WHAT THE TASK ASKS: Should any entry look odd, write it out exactly anyway, along with all the rest.

· · · ·

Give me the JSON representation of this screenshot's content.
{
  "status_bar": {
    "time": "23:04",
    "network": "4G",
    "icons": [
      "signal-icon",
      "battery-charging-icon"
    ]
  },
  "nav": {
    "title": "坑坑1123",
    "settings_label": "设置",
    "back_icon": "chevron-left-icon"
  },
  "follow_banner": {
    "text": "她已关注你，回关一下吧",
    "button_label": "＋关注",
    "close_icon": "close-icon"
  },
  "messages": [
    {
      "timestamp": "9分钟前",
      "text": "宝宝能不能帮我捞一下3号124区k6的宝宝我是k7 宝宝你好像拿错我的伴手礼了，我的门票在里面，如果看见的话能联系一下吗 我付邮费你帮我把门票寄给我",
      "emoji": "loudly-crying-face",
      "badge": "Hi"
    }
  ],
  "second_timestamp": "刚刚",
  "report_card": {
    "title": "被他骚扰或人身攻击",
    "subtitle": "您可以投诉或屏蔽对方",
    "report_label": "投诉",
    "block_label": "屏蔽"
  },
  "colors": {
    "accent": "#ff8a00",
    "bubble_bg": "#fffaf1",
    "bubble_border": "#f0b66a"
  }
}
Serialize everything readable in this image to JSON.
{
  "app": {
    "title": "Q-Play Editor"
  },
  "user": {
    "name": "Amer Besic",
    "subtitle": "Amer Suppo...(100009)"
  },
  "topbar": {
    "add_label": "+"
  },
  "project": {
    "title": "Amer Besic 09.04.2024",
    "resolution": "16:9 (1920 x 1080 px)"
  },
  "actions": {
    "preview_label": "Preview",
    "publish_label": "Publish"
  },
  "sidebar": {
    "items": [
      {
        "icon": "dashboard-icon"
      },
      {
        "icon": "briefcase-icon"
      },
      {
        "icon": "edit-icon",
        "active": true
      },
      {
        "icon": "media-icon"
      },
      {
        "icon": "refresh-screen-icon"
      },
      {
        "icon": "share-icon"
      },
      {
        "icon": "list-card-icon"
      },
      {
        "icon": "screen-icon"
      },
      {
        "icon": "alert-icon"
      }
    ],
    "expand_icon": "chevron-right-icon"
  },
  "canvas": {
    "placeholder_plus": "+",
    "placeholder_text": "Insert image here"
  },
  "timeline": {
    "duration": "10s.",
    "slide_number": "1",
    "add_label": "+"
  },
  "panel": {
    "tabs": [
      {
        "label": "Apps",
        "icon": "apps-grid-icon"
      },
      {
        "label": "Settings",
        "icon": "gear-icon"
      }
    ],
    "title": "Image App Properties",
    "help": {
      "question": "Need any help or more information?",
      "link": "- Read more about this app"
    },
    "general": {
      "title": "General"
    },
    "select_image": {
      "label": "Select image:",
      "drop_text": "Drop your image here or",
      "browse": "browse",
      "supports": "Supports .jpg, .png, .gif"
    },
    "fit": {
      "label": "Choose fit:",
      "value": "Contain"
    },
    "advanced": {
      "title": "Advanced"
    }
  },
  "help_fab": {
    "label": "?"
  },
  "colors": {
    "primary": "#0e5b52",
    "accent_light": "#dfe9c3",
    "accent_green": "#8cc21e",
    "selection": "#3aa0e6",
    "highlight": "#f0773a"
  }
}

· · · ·

SOLUTION TO THIS TASK:
Give me the JSON representation of this screenshot's content.
{
  "status_bar": {
    "time": "23:04",
    "network": "4G",
    "icons": [
      "signal-icon",
      "battery-charging-icon"
    ]
  },
  "nav": {
    "title": "坑坑1123",
    "settings_label": "设置",
    "back_icon": "chevron-left-icon"
  },
  "follow_banner": {
    "text": "她已关注你，回关一下吧",
    "button_label": "＋关注",
    "close_icon": "close-icon"
  },
  "messages": [
    {
      "timestamp": "9分钟前",
      "text": "宝宝能不能帮我捞一下3号124区k6的宝宝我是k7 宝宝你好像拿错我的伴手礼了，我的门票在里面，如果看见的话能联系一下吗 我付邮费你帮我把门票寄给我",
      "emoji": "loudly-crying-face",
      "badge": "Hi"
    }
  ],
  "second_timestamp": "刚刚",
  "report_card": {
    "title": "被他骚扰或人身攻击",
    "subtitle": "您可以投诉或屏蔽对方",
    "report_label": "投诉",
    "block_label": "屏蔽"
  },
  "colors": {
    "accent": "#ff8a00",
    "bubble_bg": "#fffaf1",
    "bubble_border": "#f0b66a"
  }
}
Serialize everything readable in this image to JSON.
{
  "app": {
    "title": "Q-Play Editor"
  },
  "user": {
    "name": "Amer Besic",
    "subtitle": "Amer Suppo...(100009)"
  },
  "topbar": {
    "add_label": "+"
  },
  "project": {
    "title": "Amer Besic 09.04.2024",
    "resolution": "16:9 (1920 x 1080 px)"
  },
  "actions": {
    "preview_label": "Preview",
    "publish_label": "Publish"
  },
  "sidebar": {
    "items": [
      {
        "icon": "dashboard-icon"
      },
      {
        "icon": "briefcase-icon"
      },
      {
        "icon": "edit-icon",
        "active": true
      },
      {
        "icon": "media-icon"
      },
      {
        "icon": "refresh-screen-icon"
      },
      {
        "icon": "share-icon"
      },
      {
        "icon": "list-card-icon"
      },
      {
        "icon": "screen-icon"
      },
      {
        "icon": "alert-icon"
      }
    ],
    "expand_icon": "chevron-right-icon"
  },
  "canvas": {
    "placeholder_plus": "+",
    "placeholder_text": "Insert image here"
  },
  "timeline": {
    "duration": "10s.",
    "slide_number": "1",
    "add_label": "+"
  },
  "panel": {
    "tabs": [
      {
        "label": "Apps",
        "icon": "apps-grid-icon"
      },
      {
        "label": "Settings",
        "icon": "gear-icon"
      }
    ],
    "title": "Image App Properties",
    "help": {
      "question": "Need any help or more information?",
      "link": "- Read more about this app"
    },
    "general": {
      "title": "General"
    },
    "select_image": {
      "label": "Select image:",
      "drop_text": "Drop your image here or",
      "browse": "browse",
      "supports": "Supports .jpg, .png, .gif"
    },
    "fit": {
      "label": "Choose fit:",
      "value": "Contain"
    },
    "advanced": {
      "title": "Advanced"
    }
  },
  "help_fab": {
    "label": "?"
  },
  "colors": {
    "primary": "#0e5b52",
    "accent_light": "#dfe9c3",
    "accent_green": "#8cc21e",
    "selection": "#3aa0e6",
    "highlight": "#f0773a"
  }
}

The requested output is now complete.